Things that influence course rating include
What grade the student got (Felton et al. 2004)
the perceived race of the professor (Reid 2010)
How attractive the professor is (Rosen 2017)
Whether cookies were available during class (Hessler et al. 2018)
The weather the day the student completed the evaluation (Braga et al. 2011)
Additionally, all data I am going to show is aggregated at the course level before comparison, so lots of averages, just a limitation of how I got the data
Given that, What can we learn from course evaluations?
I collected 1300+ course evaluaiotns
Spread out over the last 5 years across 8 different departments at Northwestern University
includes over 28,000 unique course comments
Overall rating of course
Overall rating of instruction
How much [the student] learned
the reason for taking the course
interest in the course at the start
Some things made sense
As the instructor rating improved, so did the course rating (r-squared = 0.74)
As the amount the student learned increases, so does course rating (r-squared = 0.64)
Same with student interest going into the course (r-squared = 0.29)
Surprisingly, Course requirement does not affect interest
Everyone likes to complain about be required to take a course, however the data does not support this, it doesn't really matter (r2 = 0.01)
Note that the points are aggregated at the course level, so it is the percent of students who were required to take the class on the x axis
What about the comments?
We can use Natural Language Processing (NLP) to algorithmically analyze course comments and to try to gain additional insights in how to improve our teaching
Once programmed, you can easily expand and repeat the same processing pipeline
You can process a large volume of data quickly (for instance the 28,000+ comments analyzed here)
Because the program is more agnostic of human assumptions, it can lead to unexpected conculsions
Easier to correct bias
While not free of bias, it can be easier to correct bias in an algorithm compared to changing the bias of a human being
Benefits of NLP
Comment Polarity captures how positive or negative a comment is
Polarity is calculated based off of movie ratings on a scale of -1 (super negative) to +1 (super positive)
We can algorithmically create comment topics using LDA, which can be compared to see if people talking about a certain topic is a good or bad sign.
The algorithm came out with 6 topics listed below
Metrics of NLP
So what are the topics?
The first topic consists of talking about the work associated with the course. This topic is dominated by words like exam, homework, material, and quiz.
The second topic is about the subject matter, words like course, learn, and the department or subject name (dept_name)
Professor - Personal
This topic is defined by the "prof_name" tag which means the comment mentioned the professor by name.
Professor - Formal
This topic is defined by refering to the professor and the course, but in a more general, more formal sense.
This topic is defined by talking about how difficult the course is. Importantly, this topic includes comments about the course being easy and hard.
This topic is defined by comments on how interesting or enjoyable the course is.
What can comments tell us?
Polarity aligns with course rating
As expected, the more positive the average comment on a course is, the higher the course rating is.
(R-squared = 0.58)
Remember that this is aggregated at the course level so the comment polarity is the mean polarity of all comments for a given course
The most common topic relates to course rating

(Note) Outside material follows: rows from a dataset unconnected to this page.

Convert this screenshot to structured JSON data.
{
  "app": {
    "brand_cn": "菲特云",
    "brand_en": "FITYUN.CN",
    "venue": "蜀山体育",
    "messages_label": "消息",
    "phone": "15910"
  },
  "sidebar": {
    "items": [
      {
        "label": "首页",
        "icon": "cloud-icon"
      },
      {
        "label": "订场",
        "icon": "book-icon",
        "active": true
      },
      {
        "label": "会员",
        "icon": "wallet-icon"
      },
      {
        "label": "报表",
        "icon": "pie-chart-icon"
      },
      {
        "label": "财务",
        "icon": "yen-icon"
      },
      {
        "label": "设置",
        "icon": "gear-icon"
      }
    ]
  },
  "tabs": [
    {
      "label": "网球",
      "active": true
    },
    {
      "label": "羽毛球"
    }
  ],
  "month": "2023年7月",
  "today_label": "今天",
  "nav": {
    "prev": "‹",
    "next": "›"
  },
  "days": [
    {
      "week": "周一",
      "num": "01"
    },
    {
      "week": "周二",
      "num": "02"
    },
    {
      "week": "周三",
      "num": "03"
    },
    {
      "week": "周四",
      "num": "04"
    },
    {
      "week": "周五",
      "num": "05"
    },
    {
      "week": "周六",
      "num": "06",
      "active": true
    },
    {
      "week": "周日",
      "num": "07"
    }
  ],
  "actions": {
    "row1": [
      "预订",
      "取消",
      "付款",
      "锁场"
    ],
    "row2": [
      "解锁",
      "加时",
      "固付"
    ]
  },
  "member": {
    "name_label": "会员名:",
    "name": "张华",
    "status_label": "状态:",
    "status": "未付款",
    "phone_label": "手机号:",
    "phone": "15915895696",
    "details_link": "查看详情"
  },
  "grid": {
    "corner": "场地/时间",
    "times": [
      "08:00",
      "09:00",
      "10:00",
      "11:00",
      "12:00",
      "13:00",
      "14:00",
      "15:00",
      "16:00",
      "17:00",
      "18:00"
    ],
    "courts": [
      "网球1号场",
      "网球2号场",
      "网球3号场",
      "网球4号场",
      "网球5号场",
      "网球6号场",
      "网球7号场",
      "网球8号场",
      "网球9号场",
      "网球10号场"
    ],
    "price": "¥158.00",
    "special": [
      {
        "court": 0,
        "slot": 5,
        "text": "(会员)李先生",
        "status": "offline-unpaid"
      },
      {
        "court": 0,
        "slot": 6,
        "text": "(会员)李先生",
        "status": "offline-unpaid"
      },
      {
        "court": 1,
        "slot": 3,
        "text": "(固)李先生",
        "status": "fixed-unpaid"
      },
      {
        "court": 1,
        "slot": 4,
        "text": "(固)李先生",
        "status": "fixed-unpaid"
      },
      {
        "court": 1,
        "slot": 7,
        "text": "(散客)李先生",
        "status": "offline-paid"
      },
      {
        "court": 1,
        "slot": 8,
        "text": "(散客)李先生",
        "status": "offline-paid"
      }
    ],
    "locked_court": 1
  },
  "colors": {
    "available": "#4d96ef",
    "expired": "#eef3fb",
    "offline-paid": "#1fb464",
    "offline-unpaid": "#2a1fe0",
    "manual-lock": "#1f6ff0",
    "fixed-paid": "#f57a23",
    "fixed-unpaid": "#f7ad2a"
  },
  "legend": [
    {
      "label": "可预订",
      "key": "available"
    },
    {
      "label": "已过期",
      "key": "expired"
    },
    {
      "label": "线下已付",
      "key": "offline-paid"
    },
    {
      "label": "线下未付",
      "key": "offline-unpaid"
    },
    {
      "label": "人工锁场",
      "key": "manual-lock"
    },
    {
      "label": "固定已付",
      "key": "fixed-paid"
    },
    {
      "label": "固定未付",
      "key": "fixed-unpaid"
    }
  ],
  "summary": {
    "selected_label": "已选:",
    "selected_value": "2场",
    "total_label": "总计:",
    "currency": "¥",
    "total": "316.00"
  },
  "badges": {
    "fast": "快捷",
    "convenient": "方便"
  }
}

When grouped by what comment topic was most common, some clear trends emerge
Mentioning the professor's name is the best option
Talking about the professor and the subject are also good
In comparison, if the comments focus on the difficulty of the course, that's a bad sign
So what does it all mean?
Whether or not a class is required does not affect students interest in the class
When designing a major, think about what students need to learn and don't worry about making those classes required
Comment polarity nicely correlates with course rating
Not surprising but confirms that comments and ratings align
Comments that mention a professor by name are the best, so try to establish a personal connection.
Similarly think about the difficulty of the course, too easy or too hard will lead to a lower course rating.
This project was completed as part of the Searle Teaching as Research program
Special thanks to Rob Linsenmeier and Lauren Woods for advising me during this project
All citations are linked above